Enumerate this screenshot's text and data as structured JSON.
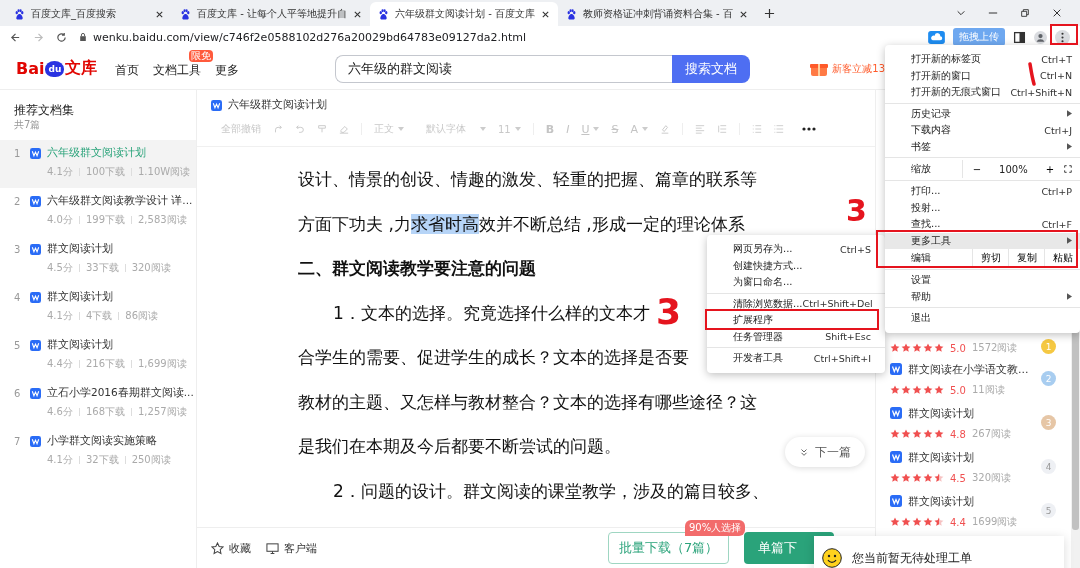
{
  "tabs": [
    {
      "title": "百度文库_百度搜索",
      "selected": false
    },
    {
      "title": "百度文库 - 让每个人平等地提升自",
      "selected": false
    },
    {
      "title": "六年级群文阅读计划 - 百度文库",
      "selected": true
    },
    {
      "title": "教师资格证冲刺背诵资料合集 - 百",
      "selected": false
    }
  ],
  "address_bar": {
    "url": "wenku.baidu.com/view/c746f2e0588102d276a20029bd64783e09127da2.html"
  },
  "extension": {
    "label": "拖拽上传"
  },
  "site_header": {
    "logo": {
      "prefix": "Bai",
      "mark": "du",
      "suffix": "文库"
    },
    "nav": [
      {
        "label": "首页"
      },
      {
        "label": "文档工具",
        "badge": "限免"
      },
      {
        "label": "更多"
      }
    ],
    "search": {
      "value": "六年级的群文阅读",
      "button": "搜索文档"
    },
    "promo": "新客立减13"
  },
  "sidebar": {
    "title": "推荐文档集",
    "count": "共7篇",
    "items": [
      {
        "number": "1",
        "title": "六年级群文阅读计划",
        "score": "4.1分",
        "downloads": "100下载",
        "reads": "1.10W阅读",
        "selected": true
      },
      {
        "number": "2",
        "title": "六年级群文阅读教学设计 详...",
        "score": "4.0分",
        "downloads": "199下载",
        "reads": "2,583阅读",
        "selected": false
      },
      {
        "number": "3",
        "title": "群文阅读计划",
        "score": "4.5分",
        "downloads": "33下载",
        "reads": "320阅读",
        "selected": false
      },
      {
        "number": "4",
        "title": "群文阅读计划",
        "score": "4.1分",
        "downloads": "4下载",
        "reads": "86阅读",
        "selected": false
      },
      {
        "number": "5",
        "title": "群文阅读计划",
        "score": "4.4分",
        "downloads": "216下载",
        "reads": "1,699阅读",
        "selected": false
      },
      {
        "number": "6",
        "title": "立石小学2016春期群文阅读...",
        "score": "4.6分",
        "downloads": "168下载",
        "reads": "1,257阅读",
        "selected": false
      },
      {
        "number": "7",
        "title": "小学群文阅读实施策略",
        "score": "4.1分",
        "downloads": "32下载",
        "reads": "250阅读",
        "selected": false
      }
    ]
  },
  "document": {
    "title": "六年级群文阅读计划",
    "toolbar": {
      "undo_all": "全部撤销",
      "style": "正文",
      "font": "默认字体",
      "size": "11",
      "letters": [
        "B",
        "I",
        "U",
        "S",
        "A"
      ]
    },
    "lines": [
      {
        "kind": "line",
        "segments": [
          {
            "text": "设计、情景的创设、情趣的激发、轻重的把握、篇章的联系等",
            "selected": false
          }
        ]
      },
      {
        "kind": "line",
        "segments": [
          {
            "text": "方面下功夫 ,力",
            "selected": false
          },
          {
            "text": "求省时高",
            "selected": true
          },
          {
            "text": "效并不断总结 ,形成一定的理论体系",
            "selected": false
          }
        ]
      },
      {
        "kind": "heading",
        "segments": [
          {
            "text": "二、群文阅读教学要注意的问题",
            "selected": false
          }
        ]
      },
      {
        "kind": "indent",
        "segments": [
          {
            "text": "1．文本的选择。究竟选择什么样的文本才",
            "selected": false
          }
        ]
      },
      {
        "kind": "line",
        "segments": [
          {
            "text": "合学生的需要、促进学生的成长？文本的选择是否要",
            "selected": false
          }
        ]
      },
      {
        "kind": "line",
        "segments": [
          {
            "text": "教材的主题、又怎样与教材整合？文本的选择有哪些途径？这",
            "selected": false
          }
        ]
      },
      {
        "kind": "line",
        "segments": [
          {
            "text": "是我们在本期及今后都要不断尝试的问题。",
            "selected": false
          }
        ]
      },
      {
        "kind": "indent",
        "segments": [
          {
            "text": "2．问题的设计。群文阅读的课堂教学，涉及的篇目较多、",
            "selected": false
          }
        ]
      }
    ],
    "next_button": "下一篇"
  },
  "bottom_bar": {
    "favorite": "收藏",
    "client": "客户端",
    "batch_download": "批量下载（7篇）",
    "batch_badge": "90%人选择",
    "single_download": "单篇下"
  },
  "toast": "您当前暂无待处理工单",
  "related": [
    {
      "stars": 5,
      "rating": "5.0",
      "reads": "1572阅读",
      "rank": "1",
      "color": "#f5c842"
    },
    {
      "title": "群文阅读在小学语文教...",
      "stars": 5,
      "rating": "5.0",
      "reads": "11阅读",
      "rank": "2",
      "color": "#a8cdf0"
    },
    {
      "title": "群文阅读计划",
      "stars": 5,
      "rating": "4.8",
      "reads": "267阅读",
      "rank": "3",
      "color": "#e6c6a6"
    },
    {
      "title": "群文阅读计划",
      "stars": 4.5,
      "rating": "4.5",
      "reads": "320阅读",
      "rank": "4",
      "color": "#eef0f4"
    },
    {
      "title": "群文阅读计划",
      "stars": 4.5,
      "rating": "4.4",
      "reads": "1699阅读",
      "rank": "5",
      "color": "#eef0f4"
    }
  ],
  "browser_menu": {
    "groups": [
      [
        {
          "kind": "item",
          "label": "打开新的标签页",
          "shortcut": "Ctrl+T",
          "submenu": false,
          "selected": false
        },
        {
          "kind": "item",
          "label": "打开新的窗口",
          "shortcut": "Ctrl+N",
          "submenu": false,
          "selected": false
        },
        {
          "kind": "item",
          "label": "打开新的无痕式窗口",
          "shortcut": "Ctrl+Shift+N",
          "submenu": false,
          "selected": false
        }
      ],
      [
        {
          "kind": "item",
          "label": "历史记录",
          "submenu": true,
          "selected": false
        },
        {
          "kind": "item",
          "label": "下载内容",
          "shortcut": "Ctrl+J",
          "submenu": false,
          "selected": false
        },
        {
          "kind": "item",
          "label": "书签",
          "submenu": true,
          "selected": false
        }
      ],
      [
        {
          "kind": "zoom",
          "label": "缩放",
          "minus": "−",
          "value": "100%",
          "plus": "+"
        }
      ],
      [
        {
          "kind": "item",
          "label": "打印...",
          "shortcut": "Ctrl+P",
          "submenu": false,
          "selected": false
        },
        {
          "kind": "item",
          "label": "投射...",
          "submenu": false,
          "selected": false
        },
        {
          "kind": "item",
          "label": "查找...",
          "shortcut": "Ctrl+F",
          "submenu": false,
          "selected": false
        },
        {
          "kind": "item",
          "label": "更多工具",
          "submenu": true,
          "selected": true
        },
        {
          "kind": "edit",
          "label": "编辑",
          "actions": [
            "剪切",
            "复制",
            "粘贴"
          ]
        }
      ],
      [
        {
          "kind": "item",
          "label": "设置",
          "submenu": false,
          "selected": false
        },
        {
          "kind": "item",
          "label": "帮助",
          "submenu": true,
          "selected": false
        }
      ],
      [
        {
          "kind": "item",
          "label": "退出",
          "submenu": false,
          "selected": false
        }
      ]
    ]
  },
  "more_tools_menu": {
    "groups": [
      [
        {
          "label": "网页另存为...",
          "shortcut": "Ctrl+S"
        },
        {
          "label": "创建快捷方式..."
        },
        {
          "label": "为窗口命名..."
        }
      ],
      [
        {
          "label": "清除浏览数据...",
          "shortcut": "Ctrl+Shift+Del"
        },
        {
          "label": "扩展程序"
        },
        {
          "label": "任务管理器",
          "shortcut": "Shift+Esc"
        }
      ],
      [
        {
          "label": "开发者工具",
          "shortcut": "Ctrl+Shift+I"
        }
      ]
    ]
  },
  "annotations": [
    {
      "kind": "box"
    },
    {
      "kind": "box"
    },
    {
      "kind": "box"
    },
    {
      "kind": "stroke"
    },
    {
      "kind": "numeral",
      "label": "3"
    },
    {
      "kind": "numeral",
      "label": "3"
    }
  ]
}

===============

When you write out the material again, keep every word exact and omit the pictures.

> [Written response]:
Enumerate this screenshot's text and data as structured JSON.
{
  "tabs": [
    {
      "title": "百度文库_百度搜索",
      "selected": false
    },
    {
      "title": "百度文库 - 让每个人平等地提升自",
      "selected": false
    },
    {
      "title": "六年级群文阅读计划 - 百度文库",
      "selected": true
    },
    {
      "title": "教师资格证冲刺背诵资料合集 - 百",
      "selected": false
    }
  ],
  "address_bar": {
    "url": "wenku.baidu.com/view/c746f2e0588102d276a20029bd64783e09127da2.html"
  },
  "extension": {
    "label": "拖拽上传"
  },
  "site_header": {
    "logo": {
      "prefix": "Bai",
      "mark": "du",
      "suffix": "文库"
    },
    "nav": [
      {
        "label": "首页"
      },
      {
        "label": "文档工具",
        "badge": "限免"
      },
      {
        "label": "更多"
      }
    ],
    "search": {
      "value": "六年级的群文阅读",
      "button": "搜索文档"
    },
    "promo": "新客立减13"
  },
  "sidebar": {
    "title": "推荐文档集",
    "count": "共7篇",
    "items": [
      {
        "number": "1",
        "title": "六年级群文阅读计划",
        "score": "4.1分",
        "downloads": "100下载",
        "reads": "1.10W阅读",
        "selected": true
      },
      {
        "number": "2",
        "title": "六年级群文阅读教学设计 详...",
        "score": "4.0分",
        "downloads": "199下载",
        "reads": "2,583阅读",
        "selected": false
      },
      {
        "number": "3",
        "title": "群文阅读计划",
        "score": "4.5分",
        "downloads": "33下载",
        "reads": "320阅读",
        "selected": false
      },
      {
        "number": "4",
        "title": "群文阅读计划",
        "score": "4.1分",
        "downloads": "4下载",
        "reads": "86阅读",
        "selected": false
      },
      {
        "number": "5",
        "title": "群文阅读计划",
        "score": "4.4分",
        "downloads": "216下载",
        "reads": "1,699阅读",
        "selected": false
      },
      {
        "number": "6",
        "title": "立石小学2016春期群文阅读...",
        "score": "4.6分",
        "downloads": "168下载",
        "reads": "1,257阅读",
        "selected": false
      },
      {
        "number": "7",
        "title": "小学群文阅读实施策略",
        "score": "4.1分",
        "downloads": "32下载",
        "reads": "250阅读",
        "selected": false
      }
    ]
  },
  "document": {
    "title": "六年级群文阅读计划",
    "toolbar": {
      "undo_all": "全部撤销",
      "style": "正文",
      "font": "默认字体",
      "size": "11",
      "letters": [
        "B",
        "I",
        "U",
        "S",
        "A"
      ]
    },
    "lines": [
      {
        "kind": "line",
        "segments": [
          {
            "text": "设计、情景的创设、情趣的激发、轻重的把握、篇章的联系等",
            "selected": false
          }
        ]
      },
      {
        "kind": "line",
        "segments": [
          {
            "text": "方面下功夫 ,力",
            "selected": false
          },
          {
            "text": "求省时高",
            "selected": true
          },
          {
            "text": "效并不断总结 ,形成一定的理论体系",
            "selected": false
          }
        ]
      },
      {
        "kind": "heading",
        "segments": [
          {
            "text": "二、群文阅读教学要注意的问题",
            "selected": false
          }
        ]
      },
      {
        "kind": "indent",
        "segments": [
          {
            "text": "1．文本的选择。究竟选择什么样的文本才",
            "selected": false
          }
        ]
      },
      {
        "kind": "line",
        "segments": [
          {
            "text": "合学生的需要、促进学生的成长？文本的选择是否要",
            "selected": false
          }
        ]
      },
      {
        "kind": "line",
        "segments": [
          {
            "text": "教材的主题、又怎样与教材整合？文本的选择有哪些途径？这",
            "selected": false
          }
        ]
      },
      {
        "kind": "line",
        "segments": [
          {
            "text": "是我们在本期及今后都要不断尝试的问题。",
            "selected": false
          }
        ]
      },
      {
        "kind": "indent",
        "segments": [
          {
            "text": "2．问题的设计。群文阅读的课堂教学，涉及的篇目较多、",
            "selected": false
          }
        ]
      }
    ],
    "next_button": "下一篇"
  },
  "bottom_bar": {
    "favorite": "收藏",
    "client": "客户端",
    "batch_download": "批量下载（7篇）",
    "batch_badge": "90%人选择",
    "single_download": "单篇下"
  },
  "toast": "您当前暂无待处理工单",
  "related": [
    {
      "stars": 5,
      "rating": "5.0",
      "reads": "1572阅读",
      "rank": "1",
      "color": "#f5c842"
    },
    {
      "title": "群文阅读在小学语文教...",
      "stars": 5,
      "rating": "5.0",
      "reads": "11阅读",
      "rank": "2",
      "color": "#a8cdf0"
    },
    {
      "title": "群文阅读计划",
      "stars": 5,
      "rating": "4.8",
      "reads": "267阅读",
      "rank": "3",
      "color": "#e6c6a6"
    },
    {
      "title": "群文阅读计划",
      "stars": 4.5,
      "rating": "4.5",
      "reads": "320阅读",
      "rank": "4",
      "color": "#eef0f4"
    },
    {
      "title": "群文阅读计划",
      "stars": 4.5,
      "rating": "4.4",
      "reads": "1699阅读",
      "rank": "5",
      "color": "#eef0f4"
    }
  ],
  "browser_menu": {
    "groups": [
      [
        {
          "kind": "item",
          "label": "打开新的标签页",
          "shortcut": "Ctrl+T",
          "submenu": false,
          "selected": false
        },
        {
          "kind": "item",
          "label": "打开新的窗口",
          "shortcut": "Ctrl+N",
          "submenu": false,
          "selected": false
        },
        {
          "kind": "item",
          "label": "打开新的无痕式窗口",
          "shortcut": "Ctrl+Shift+N",
          "submenu": false,
          "selected": false
        }
      ],
      [
        {
          "kind": "item",
          "label": "历史记录",
          "submenu": true,
          "selected": false
        },
        {
          "kind": "item",
          "label": "下载内容",
          "shortcut": "Ctrl+J",
          "submenu": false,
          "selected": false
        },
        {
          "kind": "item",
          "label": "书签",
          "submenu": true,
          "selected": false
        }
      ],
      [
        {
          "kind": "zoom",
          "label": "缩放",
          "minus": "−",
          "value": "100%",
          "plus": "+"
        }
      ],
      [
        {
          "kind": "item",
          "label": "打印...",
          "shortcut": "Ctrl+P",
          "submenu": false,
          "selected": false
        },
        {
          "kind": "item",
          "label": "投射...",
          "submenu": false,
          "selected": false
        },
        {
          "kind": "item",
          "label": "查找...",
          "shortcut": "Ctrl+F",
          "submenu": false,
          "selected": false
        },
        {
          "kind": "item",
          "label": "更多工具",
          "submenu": true,
          "selected": true
        },
        {
          "kind": "edit",
          "label": "编辑",
          "actions": [
            "剪切",
            "复制",
            "粘贴"
          ]
        }
      ],
      [
        {
          "kind": "item",
          "label": "设置",
          "submenu": false,
          "selected": false
        },
        {
          "kind": "item",
          "label": "帮助",
          "submenu": true,
          "selected": false
        }
      ],
      [
        {
          "kind": "item",
          "label": "退出",
          "submenu": false,
          "selected": false
        }
      ]
    ]
  },
  "more_tools_menu": {
    "groups": [
      [
        {
          "label": "网页另存为...",
          "shortcut": "Ctrl+S"
        },
        {
          "label": "创建快捷方式..."
        },
        {
          "label": "为窗口命名..."
        }
      ],
      [
        {
          "label": "清除浏览数据...",
          "shortcut": "Ctrl+Shift+Del"
        },
        {
          "label": "扩展程序"
        },
        {
          "label": "任务管理器",
          "shortcut": "Shift+Esc"
        }
      ],
      [
        {
          "label": "开发者工具",
          "shortcut": "Ctrl+Shift+I"
        }
      ]
    ]
  },
  "annotations": [
    {
      "kind": "box"
    },
    {
      "kind": "box"
    },
    {
      "kind": "box"
    },
    {
      "kind": "stroke"
    },
    {
      "kind": "numeral",
      "label": "3"
    },
    {
      "kind": "numeral",
      "label": "3"
    }
  ]
}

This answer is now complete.